── Records for the exercise ──
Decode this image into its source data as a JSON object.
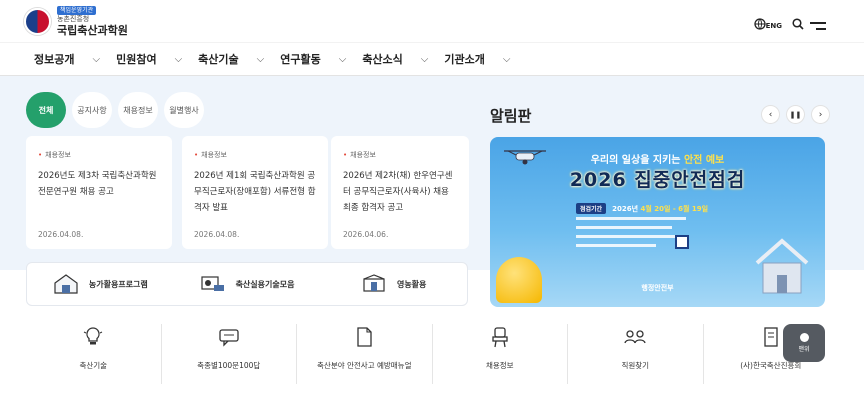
{
  "header": {
    "badge": "책임운영기관",
    "ministry": "농촌진흥청",
    "name": "국립축산과학원",
    "lang": "ENG"
  },
  "gnb": [
    {
      "label": "정보공개"
    },
    {
      "label": "민원참여"
    },
    {
      "label": "축산기술"
    },
    {
      "label": "연구활동"
    },
    {
      "label": "축산소식"
    },
    {
      "label": "기관소개"
    }
  ],
  "tabs": [
    {
      "label": "전체",
      "active": true
    },
    {
      "label": "공지사항"
    },
    {
      "label": "채용정보"
    },
    {
      "label": "월별행사"
    }
  ],
  "cards": [
    {
      "tag": "채용정보",
      "title": "2026년도 제3차 국립축산과학원 전문연구원 채용 공고",
      "date": "2026.04.08."
    },
    {
      "tag": "채용정보",
      "title": "2026년 제1회 국립축산과학원 공무직근로자(장애포함) 서류전형 합격자 발표",
      "date": "2026.04.08."
    },
    {
      "tag": "채용정보",
      "title": "2026년 제2차(채) 한우연구센터 공무직근로자(사육사) 채용 최종 합격자 공고",
      "date": "2026.04.06."
    }
  ],
  "board": {
    "title": "알림판",
    "banner": {
      "subtitle_prefix": "우리의 일상을 지키는 ",
      "subtitle_highlight": "안전 예보",
      "title": "2026 집중안전점검",
      "period_label": "점검기간",
      "period_prefix": "2026년 ",
      "period_value": "4월 20일 - 6월 19일",
      "ministry": "행정안전부"
    }
  },
  "quick_links": [
    {
      "label": "농가활용프로그램",
      "icon": "farm-house-icon"
    },
    {
      "label": "축산실용기술모음",
      "icon": "livestock-tech-icon"
    },
    {
      "label": "영농활용",
      "icon": "farming-icon"
    }
  ],
  "services": [
    {
      "label": "축산기술",
      "icon": "lightbulb-icon"
    },
    {
      "label": "축종별100문100답",
      "icon": "chat-bubble-icon"
    },
    {
      "label": "축산분야 안전사고 예방매뉴얼",
      "icon": "document-icon"
    },
    {
      "label": "채용정보",
      "icon": "chair-icon"
    },
    {
      "label": "직원찾기",
      "icon": "people-icon"
    },
    {
      "label": "(사)한국축산진흥회",
      "icon": "book-icon"
    }
  ],
  "top_button": {
    "label": "맨위"
  },
  "colors": {
    "accent_green": "#24a06b",
    "hero_bg": "#eef4fb",
    "banner_blue": "#4aa4e6"
  }
}
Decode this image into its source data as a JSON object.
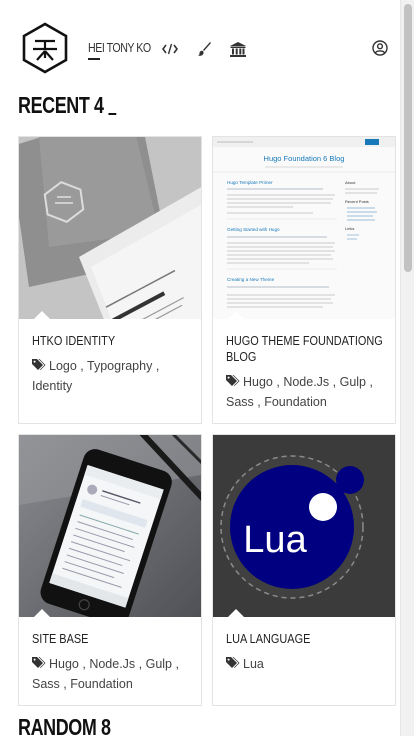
{
  "header": {
    "brand": "HEI TONY KO",
    "logo_icon": "hex-monogram-logo",
    "nav_icons": [
      "code-icon",
      "paint-brush-icon",
      "bank-icon"
    ],
    "user_icon": "user-circle-icon"
  },
  "recent": {
    "title": "RECENT 4",
    "cards": [
      {
        "title": "HTKO IDENTITY",
        "tags": [
          "Logo",
          "Typography",
          "Identity"
        ],
        "thumb": "business-card-photo"
      },
      {
        "title": "HUGO THEME FOUNDATIONG BLOG",
        "tags": [
          "Hugo",
          "Node.Js",
          "Gulp",
          "Sass",
          "Foundation"
        ],
        "thumb": "blog-screenshot",
        "thumb_text": {
          "heading": "Hugo Foundation 6 Blog",
          "post1": "Hugo Template Primer",
          "post2": "Getting Started with Hugo",
          "post3": "Creating a New Theme",
          "sidebar1": "About",
          "sidebar2": "Recent Posts",
          "sidebar3": "Links"
        }
      },
      {
        "title": "SITE BASE",
        "tags": [
          "Hugo",
          "Node.Js",
          "Gulp",
          "Sass",
          "Foundation"
        ],
        "thumb": "phone-photo"
      },
      {
        "title": "LUA LANGUAGE",
        "tags": [
          "Lua"
        ],
        "thumb": "lua-logo",
        "thumb_text": {
          "logo": "Lua"
        }
      }
    ]
  },
  "random": {
    "title": "RANDOM 8"
  },
  "colors": {
    "lua_blue": "#000080",
    "thumb_dark": "#3a3a3a"
  }
}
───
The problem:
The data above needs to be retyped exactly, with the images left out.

Problem solution:
Decode this image into its source data as a JSON object.
{
  "header": {
    "badge": "책임운영기관",
    "ministry": "농촌진흥청",
    "name": "국립축산과학원",
    "lang": "ENG"
  },
  "gnb": [
    {
      "label": "정보공개"
    },
    {
      "label": "민원참여"
    },
    {
      "label": "축산기술"
    },
    {
      "label": "연구활동"
    },
    {
      "label": "축산소식"
    },
    {
      "label": "기관소개"
    }
  ],
  "tabs": [
    {
      "label": "전체",
      "active": true
    },
    {
      "label": "공지사항"
    },
    {
      "label": "채용정보"
    },
    {
      "label": "월별행사"
    }
  ],
  "cards": [
    {
      "tag": "채용정보",
      "title": "2026년도 제3차 국립축산과학원 전문연구원 채용 공고",
      "date": "2026.04.08."
    },
    {
      "tag": "채용정보",
      "title": "2026년 제1회 국립축산과학원 공무직근로자(장애포함) 서류전형 합격자 발표",
      "date": "2026.04.08."
    },
    {
      "tag": "채용정보",
      "title": "2026년 제2차(채) 한우연구센터 공무직근로자(사육사) 채용 최종 합격자 공고",
      "date": "2026.04.06."
    }
  ],
  "board": {
    "title": "알림판",
    "banner": {
      "subtitle_prefix": "우리의 일상을 지키는 ",
      "subtitle_highlight": "안전 예보",
      "title": "2026 집중안전점검",
      "period_label": "점검기간",
      "period_prefix": "2026년 ",
      "period_value": "4월 20일 - 6월 19일",
      "ministry": "행정안전부"
    }
  },
  "quick_links": [
    {
      "label": "농가활용프로그램",
      "icon": "farm-house-icon"
    },
    {
      "label": "축산실용기술모음",
      "icon": "livestock-tech-icon"
    },
    {
      "label": "영농활용",
      "icon": "farming-icon"
    }
  ],
  "services": [
    {
      "label": "축산기술",
      "icon": "lightbulb-icon"
    },
    {
      "label": "축종별100문100답",
      "icon": "chat-bubble-icon"
    },
    {
      "label": "축산분야 안전사고 예방매뉴얼",
      "icon": "document-icon"
    },
    {
      "label": "채용정보",
      "icon": "chair-icon"
    },
    {
      "label": "직원찾기",
      "icon": "people-icon"
    },
    {
      "label": "(사)한국축산진흥회",
      "icon": "book-icon"
    }
  ],
  "top_button": {
    "label": "맨위"
  },
  "colors": {
    "accent_green": "#24a06b",
    "hero_bg": "#eef4fb",
    "banner_blue": "#4aa4e6"
  }
}
Decode this image into its source data as a JSON object.
{
  "header": {
    "brand": "HEI TONY KO",
    "logo_icon": "hex-monogram-logo",
    "nav_icons": [
      "code-icon",
      "paint-brush-icon",
      "bank-icon"
    ],
    "user_icon": "user-circle-icon"
  },
  "recent": {
    "title": "RECENT 4",
    "cards": [
      {
        "title": "HTKO IDENTITY",
        "tags": [
          "Logo",
          "Typography",
          "Identity"
        ],
        "thumb": "business-card-photo"
      },
      {
        "title": "HUGO THEME FOUNDATIONG BLOG",
        "tags": [
          "Hugo",
          "Node.Js",
          "Gulp",
          "Sass",
          "Foundation"
        ],
        "thumb": "blog-screenshot",
        "thumb_text": {
          "heading": "Hugo Foundation 6 Blog",
          "post1": "Hugo Template Primer",
          "post2": "Getting Started with Hugo",
          "post3": "Creating a New Theme",
          "sidebar1": "About",
          "sidebar2": "Recent Posts",
          "sidebar3": "Links"
        }
      },
      {
        "title": "SITE BASE",
        "tags": [
          "Hugo",
          "Node.Js",
          "Gulp",
          "Sass",
          "Foundation"
        ],
        "thumb": "phone-photo"
      },
      {
        "title": "LUA LANGUAGE",
        "tags": [
          "Lua"
        ],
        "thumb": "lua-logo",
        "thumb_text": {
          "logo": "Lua"
        }
      }
    ]
  },
  "random": {
    "title": "RANDOM 8"
  },
  "colors": {
    "lua_blue": "#000080",
    "thumb_dark": "#3a3a3a"
  }
}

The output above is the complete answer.